#### PROVIDED INFORMATION ####
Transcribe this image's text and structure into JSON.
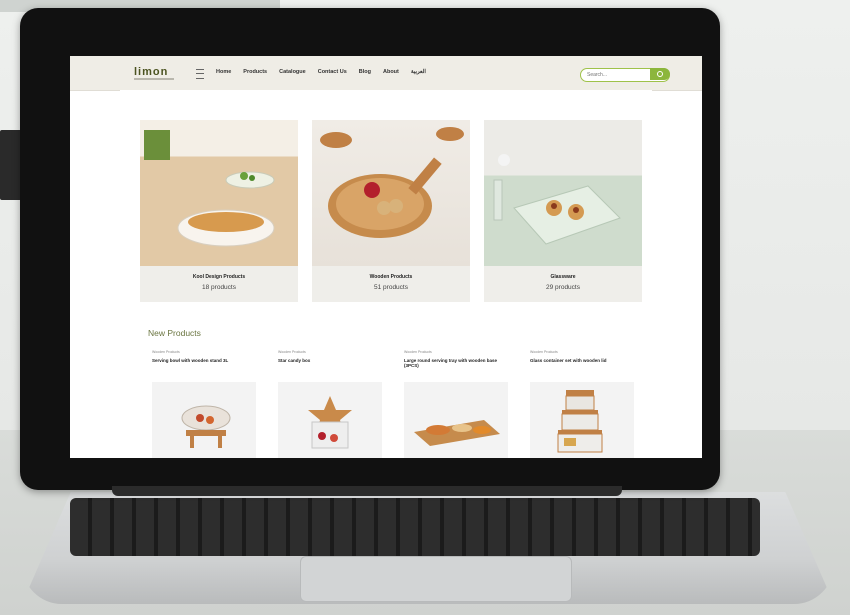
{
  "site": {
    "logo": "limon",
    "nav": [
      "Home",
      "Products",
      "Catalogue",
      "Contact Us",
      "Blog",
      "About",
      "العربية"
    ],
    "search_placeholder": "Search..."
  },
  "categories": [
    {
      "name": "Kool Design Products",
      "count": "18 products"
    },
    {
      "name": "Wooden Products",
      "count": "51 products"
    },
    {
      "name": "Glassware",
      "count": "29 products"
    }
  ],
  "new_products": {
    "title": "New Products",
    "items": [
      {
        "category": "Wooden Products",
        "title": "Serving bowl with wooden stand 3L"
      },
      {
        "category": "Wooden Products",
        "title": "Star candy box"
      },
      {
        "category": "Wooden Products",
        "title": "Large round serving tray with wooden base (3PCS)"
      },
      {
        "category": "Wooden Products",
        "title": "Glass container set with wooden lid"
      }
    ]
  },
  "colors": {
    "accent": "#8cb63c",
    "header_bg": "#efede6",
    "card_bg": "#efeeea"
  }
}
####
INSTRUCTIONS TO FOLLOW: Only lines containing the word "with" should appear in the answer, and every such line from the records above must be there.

WRITTEN ANSWER:
        "title": "Serving bowl with wooden stand 3L"
        "title": "Large round serving tray with wooden base (3PCS)"
        "title": "Glass container set with wooden lid"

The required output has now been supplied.